Smart meters, which are meters that are hooked up to a network so that they can deliver information about current usage in a timely manner, are rapidly becoming ubiquitous. For example the nation’s largest utility, PG&E, has so far has installed smart meters for 360,000 electricity and 1.75 million natural gas customers. By the end of 2011, PG&E plans to have smart meters installed in all 5.2 million electricity and 4.8 million natural gas meters on its gas and electric networks.
What Kinds of Software is Needed By Smart Meters?
Smart meters will enable real time energy decisions in response to current conditions. They form a critical cornerstone of the smart grid. In fact, in many ways, they are the “smart” in the smart grid. This opens up a whole slew of new opportunities for smart software developers and smart entrepreneurs [no pun intended] to build the software applications and services to support and to add value to these new smart networked grids.
Want to read more on the smart grid check out “ The Green Economy Will Need a Smart Grid…and Building it will be Big Business” , which examines the critical glue of our nations future energy economy from a broader perspective.

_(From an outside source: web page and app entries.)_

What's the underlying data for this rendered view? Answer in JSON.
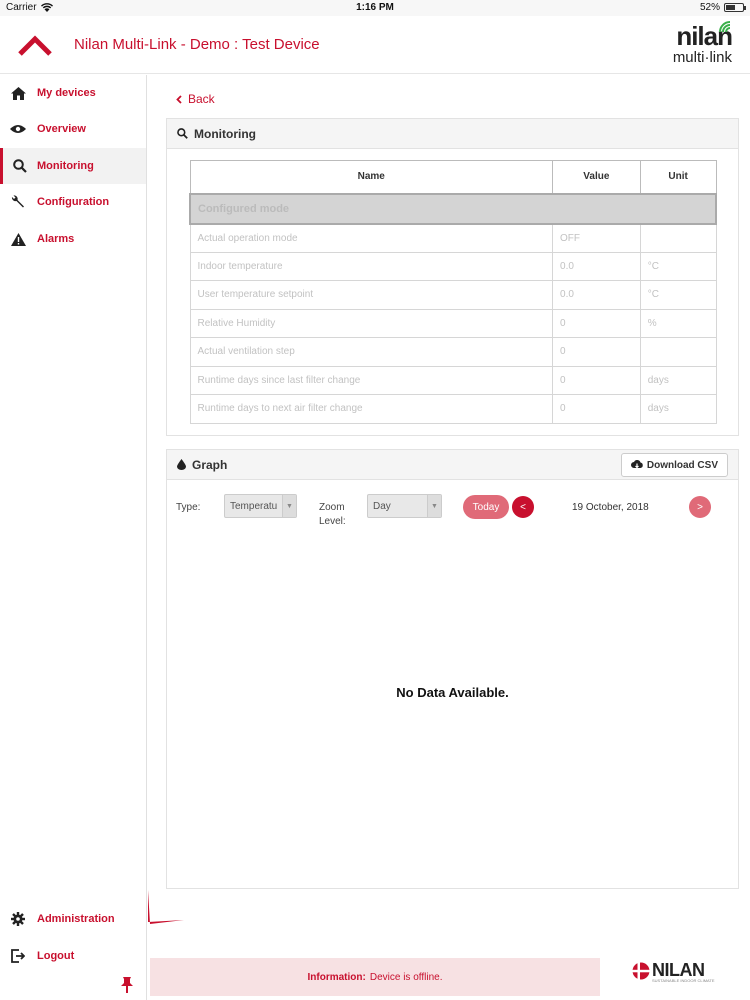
{
  "status_bar": {
    "carrier": "Carrier",
    "time": "1:16 PM",
    "battery_text": "52%",
    "battery_level": 0.52
  },
  "header": {
    "title": "Nilan Multi-Link - Demo : Test Device",
    "logo_line1": "nilan",
    "logo_line2": "multi·link"
  },
  "colors": {
    "accent": "#c8102e",
    "accent_light": "#e06a78",
    "info_bg": "#f7e1e3"
  },
  "sidebar": {
    "items": [
      {
        "label": "My devices",
        "icon": "home-icon"
      },
      {
        "label": "Overview",
        "icon": "eye-icon"
      },
      {
        "label": "Monitoring",
        "icon": "search-icon",
        "active": true
      },
      {
        "label": "Configuration",
        "icon": "wrench-icon"
      },
      {
        "label": "Alarms",
        "icon": "warning-icon"
      }
    ],
    "bottom_items": [
      {
        "label": "Administration",
        "icon": "gear-icon"
      },
      {
        "label": "Logout",
        "icon": "logout-icon"
      }
    ]
  },
  "back_label": "Back",
  "monitoring": {
    "title": "Monitoring",
    "columns": [
      "Name",
      "Value",
      "Unit"
    ],
    "group": "Configured mode",
    "rows": [
      {
        "name": "Actual operation mode",
        "value": "OFF",
        "unit": ""
      },
      {
        "name": "Indoor temperature",
        "value": "0.0",
        "unit": "°C"
      },
      {
        "name": "User temperature setpoint",
        "value": "0.0",
        "unit": "°C"
      },
      {
        "name": "Relative Humidity",
        "value": "0",
        "unit": "%"
      },
      {
        "name": "Actual ventilation step",
        "value": "0",
        "unit": ""
      },
      {
        "name": "Runtime days since last filter change",
        "value": "0",
        "unit": "days"
      },
      {
        "name": "Runtime days to next air filter change",
        "value": "0",
        "unit": "days"
      }
    ]
  },
  "graph": {
    "title": "Graph",
    "download_label": "Download CSV",
    "type_label": "Type:",
    "type_value": "Temperatu",
    "zoom_label_1": "Zoom",
    "zoom_label_2": "Level:",
    "zoom_value": "Day",
    "today_label": "Today",
    "prev_label": "<",
    "next_label": ">",
    "date": "19 October, 2018",
    "no_data": "No Data Available."
  },
  "info": {
    "prefix": "Information:",
    "message": "Device is offline."
  },
  "brand": {
    "name": "NILAN",
    "tagline": "SUSTAINABLE INDOOR CLIMATE"
  }
}
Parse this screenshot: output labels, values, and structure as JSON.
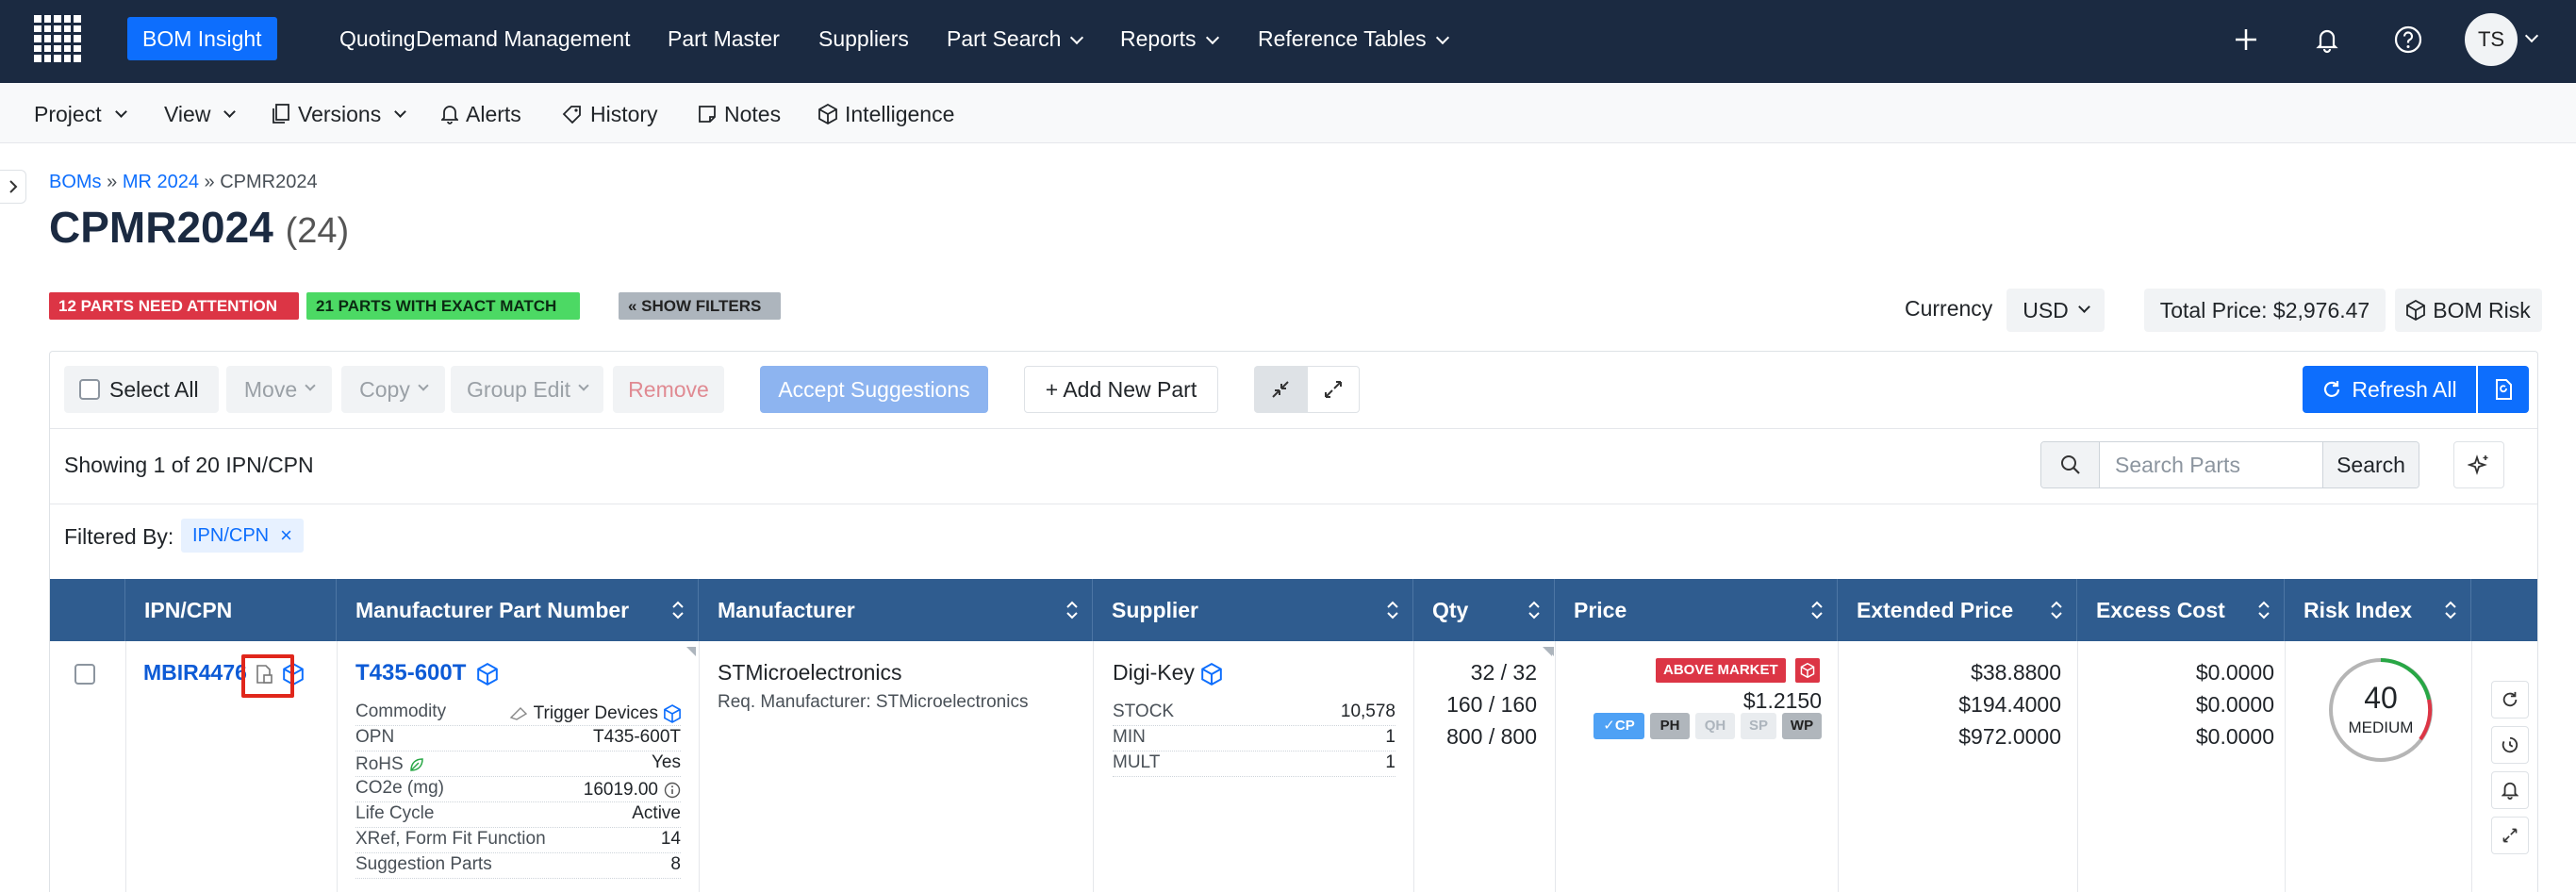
{
  "topnav": {
    "items": [
      "BOM Insight",
      "Quoting",
      "Demand Management",
      "Part Master",
      "Suppliers",
      "Part Search",
      "Reports",
      "Reference Tables"
    ],
    "active": "BOM Insight",
    "avatar_initials": "TS",
    "colors": {
      "bg": "#1b2a41",
      "active": "#0d6efd"
    }
  },
  "subnav": {
    "project": "Project",
    "view": "View",
    "versions": "Versions",
    "alerts": "Alerts",
    "history": "History",
    "notes": "Notes",
    "intelligence": "Intelligence"
  },
  "breadcrumb": {
    "root": "BOMs",
    "sep": "»",
    "parent": "MR 2024",
    "current": "CPMR2024"
  },
  "page": {
    "title": "CPMR2024",
    "count": "(24)"
  },
  "badges": {
    "attention": "12 PARTS NEED ATTENTION",
    "exact": "21 PARTS WITH EXACT MATCH",
    "filters": "« SHOW FILTERS"
  },
  "summary": {
    "currency_label": "Currency",
    "currency_value": "USD",
    "total_price": "Total Price: $2,976.47",
    "bom_risk": "BOM Risk"
  },
  "toolbar": {
    "select_all": "Select All",
    "move": "Move",
    "copy": "Copy",
    "group_edit": "Group Edit",
    "remove": "Remove",
    "accept": "Accept Suggestions",
    "add_new": "+ Add New Part",
    "refresh_all": "Refresh All"
  },
  "listing": {
    "showing": "Showing 1 of 20 IPN/CPN",
    "search_placeholder": "Search Parts",
    "search_button": "Search",
    "filtered_by": "Filtered By:",
    "filter_chip": "IPN/CPN",
    "chip_close": "×"
  },
  "table": {
    "headers": [
      "IPN/CPN",
      "Manufacturer Part Number",
      "Manufacturer",
      "Supplier",
      "Qty",
      "Price",
      "Extended Price",
      "Excess Cost",
      "Risk Index"
    ],
    "row": {
      "ipn": "MBIR4476",
      "mpn": "T435-600T",
      "manufacturer": "STMicroelectronics",
      "req_manufacturer": "Req. Manufacturer: STMicroelectronics",
      "attributes": [
        {
          "k": "Commodity",
          "v": "Trigger Devices"
        },
        {
          "k": "OPN",
          "v": "T435-600T"
        },
        {
          "k": "RoHS",
          "v": "Yes"
        },
        {
          "k": "CO2e (mg)",
          "v": "16019.00"
        },
        {
          "k": "Life Cycle",
          "v": "Active"
        },
        {
          "k": "XRef, Form Fit Function",
          "v": "14"
        },
        {
          "k": "Suggestion Parts",
          "v": "8"
        }
      ],
      "supplier": "Digi-Key",
      "supplier_stats": [
        {
          "k": "STOCK",
          "v": "10,578"
        },
        {
          "k": "MIN",
          "v": "1"
        },
        {
          "k": "MULT",
          "v": "1"
        }
      ],
      "qty": [
        "32 / 32",
        "160 / 160",
        "800 / 800"
      ],
      "price_flag": "ABOVE MARKET",
      "price": "$1.2150",
      "price_tags": [
        "CP",
        "PH",
        "QH",
        "SP",
        "WP"
      ],
      "extended": [
        "$38.8800",
        "$194.4000",
        "$972.0000"
      ],
      "excess": [
        "$0.0000",
        "$0.0000",
        "$0.0000"
      ],
      "risk_value": "40",
      "risk_label": "MEDIUM"
    }
  }
}
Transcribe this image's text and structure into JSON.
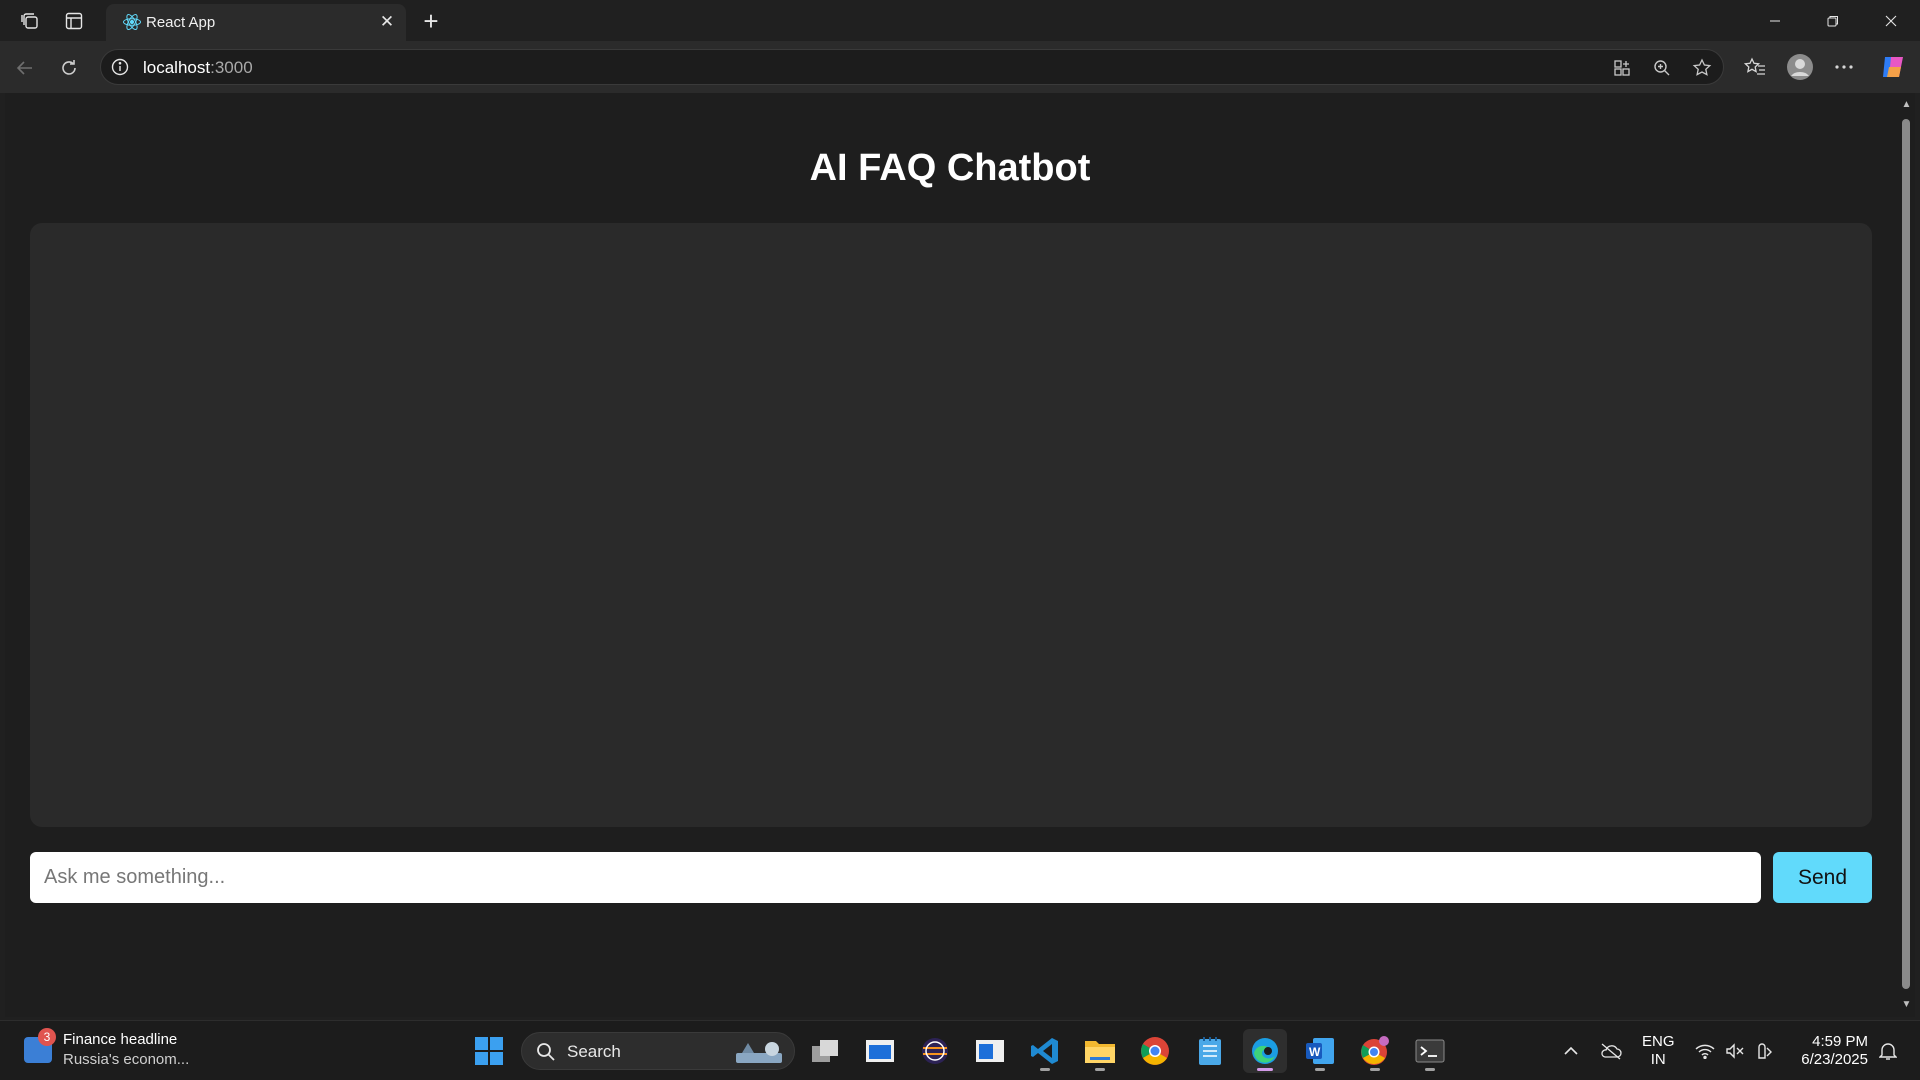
{
  "browser": {
    "tab_title": "React App",
    "url_host": "localhost",
    "url_port": ":3000"
  },
  "page": {
    "title": "AI FAQ Chatbot",
    "input_placeholder": "Ask me something...",
    "input_value": "",
    "send_label": "Send"
  },
  "taskbar": {
    "news_badge": "3",
    "news_title": "Finance headline",
    "news_subtitle": "Russia's econom...",
    "search_label": "Search",
    "lang_line1": "ENG",
    "lang_line2": "IN",
    "time": "4:59 PM",
    "date": "6/23/2025"
  },
  "colors": {
    "accent": "#61dafb",
    "page_bg": "#1e1e1e",
    "chat_bg": "#2a2a2a"
  }
}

This software, and these networked exposed services, will include embedded controllers ranging from network nodes inside utility operated sub-stations, to those embedded in large institutional and industrial consumers internal energy management systems. Eventually, as smart appliances are manufactured controllers will be used for all manner of appliances, including: clothes washers and dryers, water heaters, home furnaces, refrigerators and air conditioners. Sophisticated user interfaces will also be needed that securely enable consumers to remotely administer their energy usage. They will also be used to configure their smart appliances in their home systems. This model can be applied on a different scale to factories, offices, schools, hospitals etc.). Furthermore, all of these networked energy producing, storage and consuming sub-systems and the various smart nodes will need an integrated security infrastructure to prevent the energy networks from being vulnerable to malicious hackers.
All manner of new applications and value added products will find rich niches in this new market. A good example would be sophisticated profiling software that can deliver granular assessments of what the best opportunities for saving energy exist within some home (or institutional) network. This would be based on a baseline of data gathered from the networked energy appliances and the usage patterns in the larger context of wider grid fluctuations of supply and demand. Firewalls for these inner networks of smart appliances will needed to be built in order to protect access to sensitive information, and to safeguard networked appliances from becoming controlled in an unauthorized manner.
Software for Energy Suppliers and Larger Institutional Consumers
For larger institutional users, there may be tie-ins with carbon accounting systems (and software). For example, a large institution that implements a smart energy usage plan may be able to significantly reduced its carbon footprint, and be able to record this onto its carbon balance sheet – but only if it can clearly account for these savings and show how its smart energy plan reduced peak grid demand. On the supply side, real time price spot market conditions can deliver signals for when to release supplies onto the grid. (This is assuming that these spot markets are opened up to small suppliers.) For example, various widely distributed energy storage technologies, such as flywheel, super-conducting capacitors, batteries, compressed air etc. seem a natural pair to intermittent energy harvesting systems. These storage nodes will be able to respond to real-time spot conditions to sell onto the peak and build up stores in the demand troughs – thus evening out peaks and valleys of supply and demand.
Brand New Kinds of Software and Services are Likely Waiting to be Discovered
Many as yet unforeseen software applications and new services will be discovered as intelligence becomes pervasive in the grids and on the consuming appliances. Various sub-networks (such as a home energy network) and these applications will pop up in surprising new places. Smart energy applications for Smartphone’s, enabling users to control while on the go — and why not! As a software developer, I am excited by the huge potential I can see in these new networks that couple energy flows with the flow of information. I wonder what others are thinking along these lines. Where do you see this leading? What new products and services do you think will become enabled by this brand new kind of coupled-network that is just now being born into our world?
© 2009, Chris de Morsella. All rights reserved. Do not republish.